══ MATERIAL FOR THIS EXERCISE
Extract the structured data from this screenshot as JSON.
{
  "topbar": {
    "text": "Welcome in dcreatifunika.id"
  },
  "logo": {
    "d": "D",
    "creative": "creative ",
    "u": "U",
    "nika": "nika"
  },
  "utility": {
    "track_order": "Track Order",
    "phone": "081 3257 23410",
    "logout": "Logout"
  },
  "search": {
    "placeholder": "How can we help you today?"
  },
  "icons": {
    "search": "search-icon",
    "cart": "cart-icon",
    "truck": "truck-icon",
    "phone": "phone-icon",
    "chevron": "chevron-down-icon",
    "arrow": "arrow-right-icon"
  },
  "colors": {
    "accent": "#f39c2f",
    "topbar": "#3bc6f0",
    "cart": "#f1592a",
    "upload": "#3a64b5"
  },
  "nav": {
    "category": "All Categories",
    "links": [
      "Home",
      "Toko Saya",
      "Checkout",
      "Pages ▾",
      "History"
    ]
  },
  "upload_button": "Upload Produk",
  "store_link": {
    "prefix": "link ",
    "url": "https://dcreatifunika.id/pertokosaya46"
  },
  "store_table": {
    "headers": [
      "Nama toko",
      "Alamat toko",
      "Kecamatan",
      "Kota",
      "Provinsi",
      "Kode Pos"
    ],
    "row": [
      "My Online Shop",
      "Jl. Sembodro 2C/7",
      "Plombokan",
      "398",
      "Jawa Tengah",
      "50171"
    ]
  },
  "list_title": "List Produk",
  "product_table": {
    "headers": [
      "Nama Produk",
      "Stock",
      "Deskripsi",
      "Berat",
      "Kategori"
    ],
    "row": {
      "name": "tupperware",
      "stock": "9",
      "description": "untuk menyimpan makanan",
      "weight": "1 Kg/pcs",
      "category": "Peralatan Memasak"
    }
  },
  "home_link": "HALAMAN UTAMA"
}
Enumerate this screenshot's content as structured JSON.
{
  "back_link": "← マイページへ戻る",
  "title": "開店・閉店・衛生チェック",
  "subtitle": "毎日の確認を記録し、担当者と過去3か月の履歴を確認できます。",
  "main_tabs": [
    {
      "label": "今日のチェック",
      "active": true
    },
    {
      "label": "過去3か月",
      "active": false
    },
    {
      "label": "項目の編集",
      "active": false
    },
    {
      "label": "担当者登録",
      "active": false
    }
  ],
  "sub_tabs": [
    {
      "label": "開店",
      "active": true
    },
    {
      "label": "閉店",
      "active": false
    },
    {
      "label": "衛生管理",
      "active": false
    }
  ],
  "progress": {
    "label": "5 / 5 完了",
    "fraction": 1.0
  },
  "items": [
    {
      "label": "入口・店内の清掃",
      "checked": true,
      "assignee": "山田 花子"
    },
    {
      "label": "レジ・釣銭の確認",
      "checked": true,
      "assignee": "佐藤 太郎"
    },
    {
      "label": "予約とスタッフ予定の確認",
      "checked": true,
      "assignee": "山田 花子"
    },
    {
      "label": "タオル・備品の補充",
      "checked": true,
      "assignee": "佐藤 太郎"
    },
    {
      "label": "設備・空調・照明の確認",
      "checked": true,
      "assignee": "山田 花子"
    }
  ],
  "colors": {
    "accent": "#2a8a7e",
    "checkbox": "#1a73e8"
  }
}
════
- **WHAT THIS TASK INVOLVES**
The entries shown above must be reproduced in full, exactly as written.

- **REPLY**
Extract the structured data from this screenshot as JSON.
{
  "topbar": {
    "text": "Welcome in dcreatifunika.id"
  },
  "logo": {
    "d": "D",
    "creative": "creative ",
    "u": "U",
    "nika": "nika"
  },
  "utility": {
    "track_order": "Track Order",
    "phone": "081 3257 23410",
    "logout": "Logout"
  },
  "search": {
    "placeholder": "How can we help you today?"
  },
  "icons": {
    "search": "search-icon",
    "cart": "cart-icon",
    "truck": "truck-icon",
    "phone": "phone-icon",
    "chevron": "chevron-down-icon",
    "arrow": "arrow-right-icon"
  },
  "colors": {
    "accent": "#f39c2f",
    "topbar": "#3bc6f0",
    "cart": "#f1592a",
    "upload": "#3a64b5"
  },
  "nav": {
    "category": "All Categories",
    "links": [
      "Home",
      "Toko Saya",
      "Checkout",
      "Pages ▾",
      "History"
    ]
  },
  "upload_button": "Upload Produk",
  "store_link": {
    "prefix": "link ",
    "url": "https://dcreatifunika.id/pertokosaya46"
  },
  "store_table": {
    "headers": [
      "Nama toko",
      "Alamat toko",
      "Kecamatan",
      "Kota",
      "Provinsi",
      "Kode Pos"
    ],
    "row": [
      "My Online Shop",
      "Jl. Sembodro 2C/7",
      "Plombokan",
      "398",
      "Jawa Tengah",
      "50171"
    ]
  },
  "list_title": "List Produk",
  "product_table": {
    "headers": [
      "Nama Produk",
      "Stock",
      "Deskripsi",
      "Berat",
      "Kategori"
    ],
    "row": {
      "name": "tupperware",
      "stock": "9",
      "description": "untuk menyimpan makanan",
      "weight": "1 Kg/pcs",
      "category": "Peralatan Memasak"
    }
  },
  "home_link": "HALAMAN UTAMA"
}
Enumerate this screenshot's content as structured JSON.
{
  "back_link": "← マイページへ戻る",
  "title": "開店・閉店・衛生チェック",
  "subtitle": "毎日の確認を記録し、担当者と過去3か月の履歴を確認できます。",
  "main_tabs": [
    {
      "label": "今日のチェック",
      "active": true
    },
    {
      "label": "過去3か月",
      "active": false
    },
    {
      "label": "項目の編集",
      "active": false
    },
    {
      "label": "担当者登録",
      "active": false
    }
  ],
  "sub_tabs": [
    {
      "label": "開店",
      "active": true
    },
    {
      "label": "閉店",
      "active": false
    },
    {
      "label": "衛生管理",
      "active": false
    }
  ],
  "progress": {
    "label": "5 / 5 完了",
    "fraction": 1.0
  },
  "items": [
    {
      "label": "入口・店内の清掃",
      "checked": true,
      "assignee": "山田 花子"
    },
    {
      "label": "レジ・釣銭の確認",
      "checked": true,
      "assignee": "佐藤 太郎"
    },
    {
      "label": "予約とスタッフ予定の確認",
      "checked": true,
      "assignee": "山田 花子"
    },
    {
      "label": "タオル・備品の補充",
      "checked": true,
      "assignee": "佐藤 太郎"
    },
    {
      "label": "設備・空調・照明の確認",
      "checked": true,
      "assignee": "山田 花子"
    }
  ],
  "colors": {
    "accent": "#2a8a7e",
    "checkbox": "#1a73e8"
  }
}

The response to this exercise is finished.